First off a new rear cover for the rear wheel openings in the SL.  It took a while(three tries) to get it right. Delayed a couple of times by other stuff that needed doing but now we just need to sand and polish the modified part of the mould.




Hiding the tent away inside the GT or even the SL.  It fits very nicely in the turtledeck.  I stuffed the tent in separate from the fly but with a a bit more practice getting it all in would be pretty easy.  The poles and pegs fit up there too. What would work even better would be a new more compact tent.  New ones can be about half the volume.  Our tent is a good sized two person unit of an older vintage.

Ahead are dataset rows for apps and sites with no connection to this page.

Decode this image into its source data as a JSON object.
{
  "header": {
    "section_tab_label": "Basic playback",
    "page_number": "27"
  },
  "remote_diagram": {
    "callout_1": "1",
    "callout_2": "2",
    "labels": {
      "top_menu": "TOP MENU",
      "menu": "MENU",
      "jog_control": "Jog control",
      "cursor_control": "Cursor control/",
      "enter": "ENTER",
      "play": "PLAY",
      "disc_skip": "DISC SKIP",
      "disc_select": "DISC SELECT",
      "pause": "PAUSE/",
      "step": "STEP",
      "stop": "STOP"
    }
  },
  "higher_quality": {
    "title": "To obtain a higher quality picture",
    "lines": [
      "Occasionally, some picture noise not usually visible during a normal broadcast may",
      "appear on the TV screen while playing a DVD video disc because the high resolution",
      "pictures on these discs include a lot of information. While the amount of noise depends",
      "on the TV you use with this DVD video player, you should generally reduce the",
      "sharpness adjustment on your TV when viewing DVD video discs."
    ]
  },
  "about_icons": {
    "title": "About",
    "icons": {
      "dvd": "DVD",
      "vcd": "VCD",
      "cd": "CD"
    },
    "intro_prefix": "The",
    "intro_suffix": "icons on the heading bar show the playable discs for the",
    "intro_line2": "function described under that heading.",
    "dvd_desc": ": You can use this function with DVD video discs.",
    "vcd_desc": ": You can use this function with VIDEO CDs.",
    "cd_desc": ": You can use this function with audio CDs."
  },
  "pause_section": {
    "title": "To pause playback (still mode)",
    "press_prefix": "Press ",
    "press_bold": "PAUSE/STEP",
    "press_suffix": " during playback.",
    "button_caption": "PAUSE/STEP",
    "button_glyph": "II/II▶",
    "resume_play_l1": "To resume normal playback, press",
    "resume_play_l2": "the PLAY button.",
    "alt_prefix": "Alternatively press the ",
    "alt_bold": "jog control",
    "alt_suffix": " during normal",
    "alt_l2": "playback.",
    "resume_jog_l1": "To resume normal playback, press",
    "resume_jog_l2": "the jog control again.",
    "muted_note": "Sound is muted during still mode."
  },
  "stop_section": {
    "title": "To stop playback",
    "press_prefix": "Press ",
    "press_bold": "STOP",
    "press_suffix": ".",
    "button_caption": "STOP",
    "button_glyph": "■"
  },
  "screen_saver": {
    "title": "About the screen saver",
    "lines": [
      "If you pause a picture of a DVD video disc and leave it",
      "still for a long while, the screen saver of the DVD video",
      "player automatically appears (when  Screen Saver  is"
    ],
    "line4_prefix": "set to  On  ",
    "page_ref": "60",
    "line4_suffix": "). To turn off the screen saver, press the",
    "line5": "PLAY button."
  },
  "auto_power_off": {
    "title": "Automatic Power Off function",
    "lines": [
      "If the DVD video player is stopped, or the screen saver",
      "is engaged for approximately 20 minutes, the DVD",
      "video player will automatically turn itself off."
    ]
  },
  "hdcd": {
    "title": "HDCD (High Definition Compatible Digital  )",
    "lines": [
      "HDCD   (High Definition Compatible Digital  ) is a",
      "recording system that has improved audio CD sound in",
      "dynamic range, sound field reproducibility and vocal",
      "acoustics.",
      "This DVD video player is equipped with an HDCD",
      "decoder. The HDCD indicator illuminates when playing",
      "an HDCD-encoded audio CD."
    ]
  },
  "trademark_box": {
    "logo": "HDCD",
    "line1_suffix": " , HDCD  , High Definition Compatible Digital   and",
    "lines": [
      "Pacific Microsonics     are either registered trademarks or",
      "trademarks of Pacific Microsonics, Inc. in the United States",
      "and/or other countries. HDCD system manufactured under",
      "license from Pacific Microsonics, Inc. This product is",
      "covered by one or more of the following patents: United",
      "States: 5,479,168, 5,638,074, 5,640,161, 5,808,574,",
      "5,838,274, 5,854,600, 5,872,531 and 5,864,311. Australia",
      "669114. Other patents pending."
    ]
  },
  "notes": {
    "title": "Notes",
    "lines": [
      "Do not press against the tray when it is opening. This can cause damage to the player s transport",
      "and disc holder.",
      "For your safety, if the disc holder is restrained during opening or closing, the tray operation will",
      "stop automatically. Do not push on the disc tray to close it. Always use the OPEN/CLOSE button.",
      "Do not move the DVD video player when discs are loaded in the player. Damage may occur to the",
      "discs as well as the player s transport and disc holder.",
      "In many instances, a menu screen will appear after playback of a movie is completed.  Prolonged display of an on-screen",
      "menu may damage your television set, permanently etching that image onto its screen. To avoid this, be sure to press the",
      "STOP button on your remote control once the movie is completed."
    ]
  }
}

Tank vs central U-joint steering.  After having installed a few tank steering units in the GT and SL I can completely understand why, from a manufacturing perspective, central U-joint is the preferred system.  I have been trying to train myself to be good with either one but I just like the tank one better.  About 10-15 kph faster with the tank steering before things get uncomfortable.  I'll keep working on getting better with the central U-joint one.  The training process with the central U-joint has improved my steering with the other system.  Now I have to be more careful as it is too tempting to just let it run.  There are a few spots on the downhills here where you really should check your speed.   The rough road here encourages that anyway but you can still overdo it for the conditions.  I would much rather build new velos than fix built ones!!!  The one negative on the tank steering is that the levers take up some storage space.  In the picture you can see that it isn't all that much.  About a water bottle's worth of space but still with room for a bag beside the levers. What would be really handy is a foam shelf for small items just beside the levers.  It could be stuck on with Velcro so you can fine tune its location.


For the good, fast crowd, one could add a clear fairing to the back the the mirror fairing to clean up the aerodynamics around the mirrors.  A camera in the tail and screen would be even more aerodynamic but I really like the simplicity of mirrors even if they slow you down a bit.  I use them a lot and feel very uncomfortable without them.  Even having just one doesn't seem enough.  I would put having a mirror on each side onto the list of essential safety equipment.